(DATA RECORDS begins)
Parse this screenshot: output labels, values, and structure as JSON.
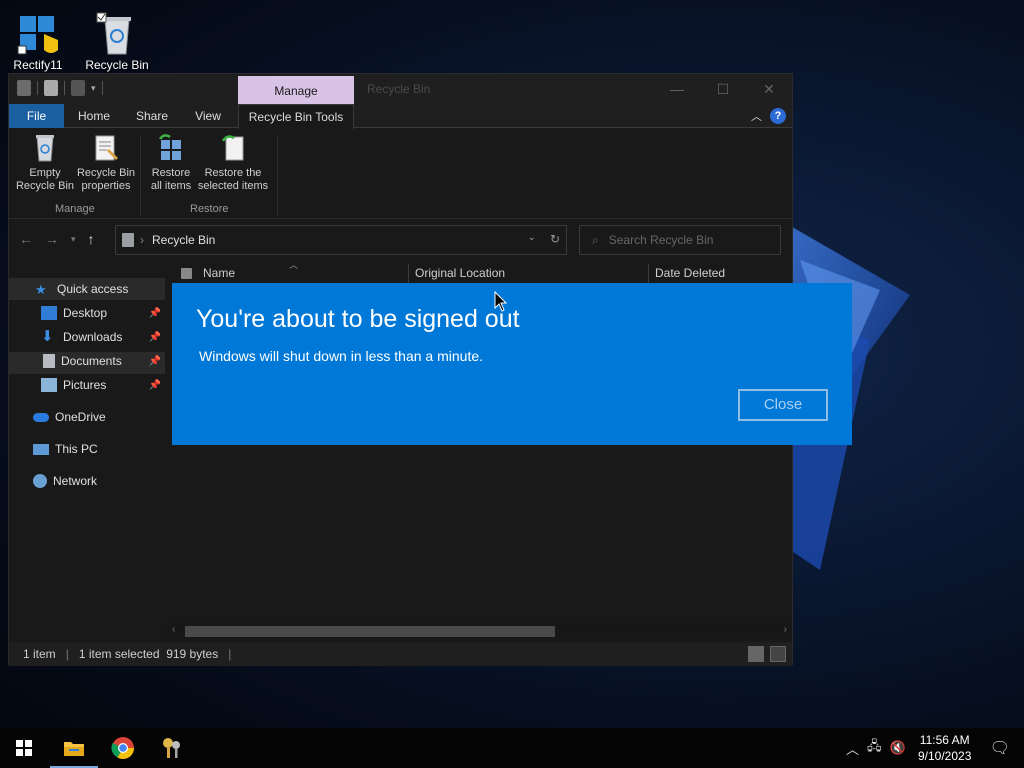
{
  "desktop": {
    "icons": [
      {
        "label": "Rectify11"
      },
      {
        "label": "Recycle Bin"
      }
    ]
  },
  "explorer": {
    "title": "Recycle Bin",
    "manage_tab": "Manage",
    "tabs": {
      "file": "File",
      "home": "Home",
      "share": "Share",
      "view": "View",
      "tools": "Recycle Bin Tools"
    },
    "ribbon": {
      "empty_line1": "Empty",
      "empty_line2": "Recycle Bin",
      "props_line1": "Recycle Bin",
      "props_line2": "properties",
      "restore_all_line1": "Restore",
      "restore_all_line2": "all items",
      "restore_sel_line1": "Restore the",
      "restore_sel_line2": "selected items",
      "group_manage": "Manage",
      "group_restore": "Restore"
    },
    "address": {
      "crumb": "Recycle Bin",
      "search_placeholder": "Search Recycle Bin"
    },
    "nav": {
      "quick_access": "Quick access",
      "desktop": "Desktop",
      "downloads": "Downloads",
      "documents": "Documents",
      "pictures": "Pictures",
      "onedrive": "OneDrive",
      "this_pc": "This PC",
      "network": "Network"
    },
    "columns": {
      "name": "Name",
      "original_location": "Original Location",
      "date_deleted": "Date Deleted"
    },
    "status": {
      "count": "1 item",
      "selection": "1 item selected  919 bytes"
    }
  },
  "dialog": {
    "title": "You're about to be signed out",
    "message": "Windows will shut down in less than a minute.",
    "close_label": "Close"
  },
  "taskbar": {
    "time": "11:56 AM",
    "date": "9/10/2023"
  },
  "colors": {
    "dialog_bg": "#0078d7",
    "file_tab": "#1a5fa0",
    "manage_tab": "#d8c2e5"
  }
}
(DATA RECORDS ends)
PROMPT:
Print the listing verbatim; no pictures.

WRITTEN RESPONSE:
Parse this screenshot: output labels, values, and structure as JSON.
{
  "desktop": {
    "icons": [
      {
        "label": "Rectify11"
      },
      {
        "label": "Recycle Bin"
      }
    ]
  },
  "explorer": {
    "title": "Recycle Bin",
    "manage_tab": "Manage",
    "tabs": {
      "file": "File",
      "home": "Home",
      "share": "Share",
      "view": "View",
      "tools": "Recycle Bin Tools"
    },
    "ribbon": {
      "empty_line1": "Empty",
      "empty_line2": "Recycle Bin",
      "props_line1": "Recycle Bin",
      "props_line2": "properties",
      "restore_all_line1": "Restore",
      "restore_all_line2": "all items",
      "restore_sel_line1": "Restore the",
      "restore_sel_line2": "selected items",
      "group_manage": "Manage",
      "group_restore": "Restore"
    },
    "address": {
      "crumb": "Recycle Bin",
      "search_placeholder": "Search Recycle Bin"
    },
    "nav": {
      "quick_access": "Quick access",
      "desktop": "Desktop",
      "downloads": "Downloads",
      "documents": "Documents",
      "pictures": "Pictures",
      "onedrive": "OneDrive",
      "this_pc": "This PC",
      "network": "Network"
    },
    "columns": {
      "name": "Name",
      "original_location": "Original Location",
      "date_deleted": "Date Deleted"
    },
    "status": {
      "count": "1 item",
      "selection": "1 item selected  919 bytes"
    }
  },
  "dialog": {
    "title": "You're about to be signed out",
    "message": "Windows will shut down in less than a minute.",
    "close_label": "Close"
  },
  "taskbar": {
    "time": "11:56 AM",
    "date": "9/10/2023"
  },
  "colors": {
    "dialog_bg": "#0078d7",
    "file_tab": "#1a5fa0",
    "manage_tab": "#d8c2e5"
  }
}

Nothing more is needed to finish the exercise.